The heart of the matter
If ever there was a book guaranteed to stimulate dialogue between Christian and Muslim, then this is it. Long-listed in 2012 for the Lionel Gelber Prize for ″Islam without Extremes: A Muslim Case for Liberty″, this time Mustafa Akyol has produced a work that addresses the commonalities of origin, the role of Jesus Christ within the Muslim faith as a prophet and shows that indeed, much of the Islamic Messianic tradition could well have had its origins in early ″Jewish″ Christianity.
Combining academic attention to detail with an utterly readable style, Akyol examines the sources that pre-date and in part contributed to the New Testament as we know it. Taking the Infancy Gospels and the apocryphal Protoevangelium of James, not to mention the still controversial concept of the Q Gospel, Akyol charts the overlap between Islam and Christianity, which is indeed considerable. This may come as a surprise to those Christians who are unacquainted with the Muslim faith, or indeed Muslims whose knowledge of Christianity is sketchy at best.
Early Christianity in all its forms
Akyol is at pains to remind readers that, in its formative years, the Christian faith as we know it today was by no means set in stone. In the process he points out some interesting distinctions between early brands of Christianity – the Pauline Church based on the teachings of St. Paul, which ultimately formed the basis of modern Western Christianity, and ″Jewish″ Christianity which was nurtured by James, the brother of Jesus and the early Christian fathers in Jerusalem.
"The Islamic Jesus" also examines the Marian tradition within Islam. Essentially, much of the Church′s veneration of Mary is also found in the Koran. The latter touches on her immaculate conception, gives a detailed account of the annunciation and reinforces the doctrine of the virgin birth.
Akyol even manages to uncover some fascinating Christian archaeological evidence pointing to an alternative legend relating to Mary, the outline of which subsequently reappears in the Koran. ″There are elements in the Christian tradition that place the birth of Jesus not in Bethlehem but somewhere out of the city, and that also place a palm tree and a water spring in the same vicinity,″ writes Akyol.
Having established various links between early ″Jewish″ Christianity and Islam, Akyol goes on to argue that Jesus as an integral element of core Muslim belief deserves greater attention in a modern interpretation of Islam.
The age-old fight against imperialism
He compares the situation of 21st century Muslims to that in which the Jews found themselves during the Roman occupation, feeling the need to fight against what they felt was imperialism in whatever way they could.

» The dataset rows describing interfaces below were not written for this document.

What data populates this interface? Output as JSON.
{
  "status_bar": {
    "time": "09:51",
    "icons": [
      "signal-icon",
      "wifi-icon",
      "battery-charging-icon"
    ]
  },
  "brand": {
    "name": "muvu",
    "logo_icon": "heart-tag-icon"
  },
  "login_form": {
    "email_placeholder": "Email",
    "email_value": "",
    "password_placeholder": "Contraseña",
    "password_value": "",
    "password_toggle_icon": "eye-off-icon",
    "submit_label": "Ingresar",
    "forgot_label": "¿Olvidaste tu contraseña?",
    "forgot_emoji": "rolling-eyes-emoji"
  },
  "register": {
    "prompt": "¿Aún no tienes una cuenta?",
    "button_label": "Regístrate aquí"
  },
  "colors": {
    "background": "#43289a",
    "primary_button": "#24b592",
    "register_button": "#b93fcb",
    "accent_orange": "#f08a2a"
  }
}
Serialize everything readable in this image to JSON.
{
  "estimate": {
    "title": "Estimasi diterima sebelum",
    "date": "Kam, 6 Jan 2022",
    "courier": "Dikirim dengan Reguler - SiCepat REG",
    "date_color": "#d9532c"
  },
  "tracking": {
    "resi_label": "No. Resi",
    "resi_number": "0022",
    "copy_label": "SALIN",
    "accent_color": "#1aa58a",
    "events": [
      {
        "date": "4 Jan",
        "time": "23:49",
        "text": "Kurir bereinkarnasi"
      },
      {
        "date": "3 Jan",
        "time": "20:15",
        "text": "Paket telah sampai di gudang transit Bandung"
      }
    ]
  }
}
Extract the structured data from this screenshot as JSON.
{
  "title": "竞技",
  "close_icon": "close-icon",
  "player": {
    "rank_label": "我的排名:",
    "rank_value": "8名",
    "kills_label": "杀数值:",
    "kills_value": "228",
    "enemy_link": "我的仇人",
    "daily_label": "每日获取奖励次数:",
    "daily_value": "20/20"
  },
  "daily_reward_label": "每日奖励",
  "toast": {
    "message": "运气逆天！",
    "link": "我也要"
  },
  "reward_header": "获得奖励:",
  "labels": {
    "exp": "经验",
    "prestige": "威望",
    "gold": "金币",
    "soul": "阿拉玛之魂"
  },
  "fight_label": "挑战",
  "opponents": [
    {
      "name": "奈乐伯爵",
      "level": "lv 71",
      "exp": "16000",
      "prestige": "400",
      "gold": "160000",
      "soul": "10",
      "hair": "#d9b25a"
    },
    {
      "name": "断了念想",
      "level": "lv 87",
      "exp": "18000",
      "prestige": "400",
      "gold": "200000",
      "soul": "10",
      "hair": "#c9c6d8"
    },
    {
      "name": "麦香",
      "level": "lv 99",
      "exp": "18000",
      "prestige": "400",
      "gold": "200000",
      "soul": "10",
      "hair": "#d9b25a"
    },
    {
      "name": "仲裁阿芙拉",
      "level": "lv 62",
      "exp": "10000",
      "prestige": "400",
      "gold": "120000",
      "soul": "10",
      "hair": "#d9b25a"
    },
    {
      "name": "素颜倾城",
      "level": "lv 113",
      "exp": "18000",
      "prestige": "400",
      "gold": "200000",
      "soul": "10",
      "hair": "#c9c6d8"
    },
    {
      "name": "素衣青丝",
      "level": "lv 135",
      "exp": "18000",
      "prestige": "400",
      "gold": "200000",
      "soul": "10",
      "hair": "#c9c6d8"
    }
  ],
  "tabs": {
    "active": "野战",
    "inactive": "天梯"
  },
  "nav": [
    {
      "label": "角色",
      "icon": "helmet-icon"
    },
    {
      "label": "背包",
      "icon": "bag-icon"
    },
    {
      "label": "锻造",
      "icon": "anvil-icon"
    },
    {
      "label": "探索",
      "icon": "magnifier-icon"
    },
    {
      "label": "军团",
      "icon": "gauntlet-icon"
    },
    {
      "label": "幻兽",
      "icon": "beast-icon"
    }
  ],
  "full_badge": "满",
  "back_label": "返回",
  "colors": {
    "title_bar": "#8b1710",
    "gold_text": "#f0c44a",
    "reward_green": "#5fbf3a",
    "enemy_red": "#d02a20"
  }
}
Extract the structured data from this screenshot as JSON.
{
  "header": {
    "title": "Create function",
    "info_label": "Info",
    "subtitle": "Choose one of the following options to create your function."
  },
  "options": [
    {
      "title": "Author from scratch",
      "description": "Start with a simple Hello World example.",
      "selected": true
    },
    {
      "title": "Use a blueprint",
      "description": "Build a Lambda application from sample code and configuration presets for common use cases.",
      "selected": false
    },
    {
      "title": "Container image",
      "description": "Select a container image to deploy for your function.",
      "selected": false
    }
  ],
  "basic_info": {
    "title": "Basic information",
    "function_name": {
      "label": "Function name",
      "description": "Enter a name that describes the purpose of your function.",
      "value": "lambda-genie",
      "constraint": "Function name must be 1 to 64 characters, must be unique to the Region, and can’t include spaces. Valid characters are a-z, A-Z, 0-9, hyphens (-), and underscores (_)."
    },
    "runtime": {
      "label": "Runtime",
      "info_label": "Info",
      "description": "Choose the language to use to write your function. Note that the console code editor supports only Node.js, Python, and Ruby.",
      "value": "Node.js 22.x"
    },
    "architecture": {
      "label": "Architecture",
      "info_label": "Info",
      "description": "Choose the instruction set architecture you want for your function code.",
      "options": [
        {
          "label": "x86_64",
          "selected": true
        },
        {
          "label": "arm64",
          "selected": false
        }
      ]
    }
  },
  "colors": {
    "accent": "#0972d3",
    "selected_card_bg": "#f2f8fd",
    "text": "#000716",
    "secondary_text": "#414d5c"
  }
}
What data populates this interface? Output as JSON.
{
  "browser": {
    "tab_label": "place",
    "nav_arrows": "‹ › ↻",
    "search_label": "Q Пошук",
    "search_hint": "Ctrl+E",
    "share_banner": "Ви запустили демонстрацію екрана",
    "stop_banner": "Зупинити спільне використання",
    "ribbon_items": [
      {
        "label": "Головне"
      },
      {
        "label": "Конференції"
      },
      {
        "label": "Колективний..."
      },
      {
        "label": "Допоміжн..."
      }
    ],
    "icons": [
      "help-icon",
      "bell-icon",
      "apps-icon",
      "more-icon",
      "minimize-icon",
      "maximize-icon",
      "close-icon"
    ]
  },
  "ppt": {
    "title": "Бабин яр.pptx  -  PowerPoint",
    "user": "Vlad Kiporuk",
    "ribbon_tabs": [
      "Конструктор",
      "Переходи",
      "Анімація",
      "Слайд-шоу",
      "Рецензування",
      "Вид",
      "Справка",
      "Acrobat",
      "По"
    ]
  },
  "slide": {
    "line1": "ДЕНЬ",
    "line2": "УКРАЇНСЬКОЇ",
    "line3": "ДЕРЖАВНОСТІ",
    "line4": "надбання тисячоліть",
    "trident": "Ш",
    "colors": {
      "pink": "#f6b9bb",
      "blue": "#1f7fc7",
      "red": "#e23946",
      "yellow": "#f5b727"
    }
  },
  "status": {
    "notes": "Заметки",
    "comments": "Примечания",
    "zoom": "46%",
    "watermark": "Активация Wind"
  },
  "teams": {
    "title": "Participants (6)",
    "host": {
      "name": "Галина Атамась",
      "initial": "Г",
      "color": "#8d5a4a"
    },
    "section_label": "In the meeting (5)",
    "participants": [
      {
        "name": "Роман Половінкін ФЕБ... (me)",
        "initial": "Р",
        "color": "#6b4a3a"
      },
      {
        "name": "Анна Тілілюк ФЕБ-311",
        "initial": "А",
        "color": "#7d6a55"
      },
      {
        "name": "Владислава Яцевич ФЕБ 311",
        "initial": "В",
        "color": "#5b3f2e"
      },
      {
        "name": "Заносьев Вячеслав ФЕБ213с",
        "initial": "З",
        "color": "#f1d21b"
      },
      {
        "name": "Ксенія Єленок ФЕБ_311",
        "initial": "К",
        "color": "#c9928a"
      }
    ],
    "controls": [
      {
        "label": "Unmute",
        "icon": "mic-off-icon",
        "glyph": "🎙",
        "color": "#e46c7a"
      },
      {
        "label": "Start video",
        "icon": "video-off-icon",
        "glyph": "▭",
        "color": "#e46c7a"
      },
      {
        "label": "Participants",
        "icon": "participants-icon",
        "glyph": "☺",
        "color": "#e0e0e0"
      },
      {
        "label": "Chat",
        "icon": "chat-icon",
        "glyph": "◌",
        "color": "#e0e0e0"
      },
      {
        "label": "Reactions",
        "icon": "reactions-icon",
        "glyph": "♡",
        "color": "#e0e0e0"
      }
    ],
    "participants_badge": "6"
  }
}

Akyol finds Muslim equivalents for the Saducees, the Pharisees, the Essenes, the Zealots and their ′daggermen′ offshoot, the sicarii, in the various different ways Islam is commonly practised today – in conformist Islamic institutions, conservative Sharia-observant Muslims, Sufi adherents, jihadists and, finally, terrorists.
Akyol argues that Jesus came to reinterpret God′s message to the Jews, originally proclaimed by his prophet Moses. And in similar vein he continues that Jesus also has a message for Muslims today, not through his crucifixion and resurrection perhaps, which is what mainstream Christianity preaches, but by taking his example and using it to re-interpret their own law-bound faith.He equates the ancient halakha of the Jews with the Islamic Sharia, finding a common emphasis on the letter of the law. Yet, unlike the halakha, he argues, which underwent a process of enlightenment known as the Haskalah during the 18th century, Sharia remains trapped in a 9th century time bubble.
In establishing the thread common to the three great Abrahamic religions – the person of Jesus Christ – Akyol effectively makes the case for a reform of Islam. In the process he honestly addresses the extraordinary potential of the contribution Jesus made to the world. By reasserting Jesus′ unique status as the Word of God, an attribute of the Messiah common to both Christianity and Islam, and venerating his non-literalist, interpretive approach to the law, Muslims and Christians alike have the chance of creating a more humane, more compassionate society.
This book offers a glimmer of hope at a time when so much of the public discourse is bent on emphasising what separates us. As Akyol succinctly puts it: ″whether we are Jews, Christians, or Muslims, we share either a faith followed by him, a faith built on him, or a faith that venerates him.″
© Qantara.de 2017